Challenges of Physics Education Research in Canada

One may ask why there are only few subject-based Science Education Research groups in Canada, unlike in USA, Europe, Australia or Latin America where subject-based Science Education Research flourishes. The main reason is the virtual absence of funding for subject-based Science Education Research at the national and provincial levels, with very few exceptions. In the absence of sustainable long-term funding, graduate programs based within Science Departments cannot be established. Another problem that hinders the development of the field is a disconnect that exists between Science Departments and Faculties of Education. Physics Education Research (PER) provides a good example for examining the challenges faced by subject-based Education Research in Canada. Almost all recent Canadian PER initiatives happened despite the lack of PER funding at both national and provincial levels. These efforts are initiated by the individuals, small groups and some universities. As a result, mostly a patchwork of short-term PER research projects currently exists in Canada, and the long-term sustainability of these research efforts remains problematic. As an outgoing Chair of the Division of Physics Education of the Canadian Association of Physicists, I will provide a few case studies of recent successful physics education initiatives in Canada. Despite the difficulties we face, PER movement in Canada is building slowly from the ground up. However, the long-term future of PER in Canada remains uncertain.
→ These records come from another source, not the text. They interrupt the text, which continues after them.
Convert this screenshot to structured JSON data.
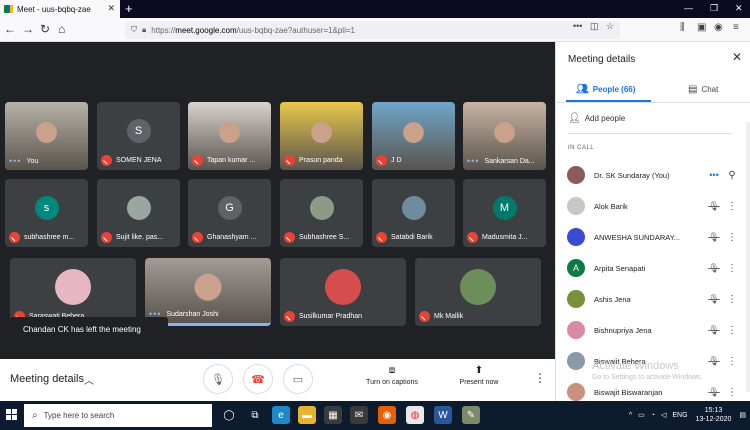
{
  "browser": {
    "tab_title": "Meet - uus-bqbq-zae",
    "new_tab": "+",
    "url_domain": "meet.google.com",
    "url_prefix": "https://",
    "url_suffix": "/uus-bqbq-zae?authuser=1&pli=1"
  },
  "tiles": [
    {
      "name": "You",
      "state": "speaking",
      "bg": "#b9b2a8"
    },
    {
      "name": "SOMEN JENA",
      "state": "muted",
      "avatar": "S",
      "avatar_color": "#5f6368"
    },
    {
      "name": "Tapan kumar ...",
      "state": "muted",
      "bg": "#d8d2cc"
    },
    {
      "name": "Prasun panda",
      "state": "muted",
      "bg": "#e8c84a"
    },
    {
      "name": "J D",
      "state": "muted",
      "bg": "#6fa6c9"
    },
    {
      "name": "Sankarsan Da...",
      "state": "speaking",
      "bg": "#c9b4a2"
    },
    {
      "name": "subhashree m...",
      "state": "muted",
      "avatar": "s",
      "avatar_color": "#00897b"
    },
    {
      "name": "Sujit like. pas...",
      "state": "muted",
      "avatar_color": "#9aa6a0"
    },
    {
      "name": "Ghanashyam ...",
      "state": "muted",
      "avatar": "G",
      "avatar_color": "#5f6368"
    },
    {
      "name": "Subhashree S...",
      "state": "muted",
      "avatar_color": "#8d9b86"
    },
    {
      "name": "Satabdi Barik",
      "state": "muted",
      "avatar_color": "#6d8c9c"
    },
    {
      "name": "Madusmita J...",
      "state": "muted",
      "avatar": "M",
      "avatar_color": "#00796b"
    },
    {
      "name": "Saraswati Behera",
      "state": "muted",
      "avatar_color": "#e7b6c4"
    },
    {
      "name": "Sudarshan Joshi",
      "state": "speaking",
      "bg": "#a39c96"
    },
    {
      "name": "Susilkumar Pradhan",
      "state": "muted",
      "avatar_color": "#d64d4d"
    },
    {
      "name": "Mk Mallik",
      "state": "muted",
      "avatar_color": "#6b8e5a"
    }
  ],
  "toast": "Chandan CK has left the meeting",
  "bottom_bar": {
    "meeting_details": "Meeting details",
    "captions_label": "Turn on captions",
    "present_label": "Present now"
  },
  "sidebar": {
    "title": "Meeting details",
    "tab_people": "People (66)",
    "tab_chat": "Chat",
    "add_people": "Add people",
    "in_call": "IN CALL",
    "people": [
      {
        "name": "Dr. SK Sundaray (You)",
        "avatar_color": "#8b5a5a",
        "you": true
      },
      {
        "name": "Alok Barik",
        "avatar_color": "#c5c9c0"
      },
      {
        "name": "ANWESHA SUNDARAY...",
        "avatar_color": "#3b4bd1"
      },
      {
        "name": "Arpita Senapati",
        "initial": "A",
        "avatar_color": "#0b7a43"
      },
      {
        "name": "Ashis Jena",
        "avatar_color": "#7a8f3a"
      },
      {
        "name": "Bishnupriya Jena",
        "avatar_color": "#d98aa5"
      },
      {
        "name": "Biswajit Behera",
        "avatar_color": "#8a9aa8"
      },
      {
        "name": "Biswajit Biswaranjan",
        "avatar_color": "#c89080"
      }
    ]
  },
  "watermark": {
    "line1": "Activate Windows",
    "line2": "Go to Settings to activate Windows."
  },
  "taskbar": {
    "search_placeholder": "Type here to search",
    "lang": "ENG",
    "time": "15:13",
    "date": "13-12-2020"
  }
}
The united effort by science educators representing various science disciplines is needed to overcome present challenges imposed by the current lack of funding for Science Education Research.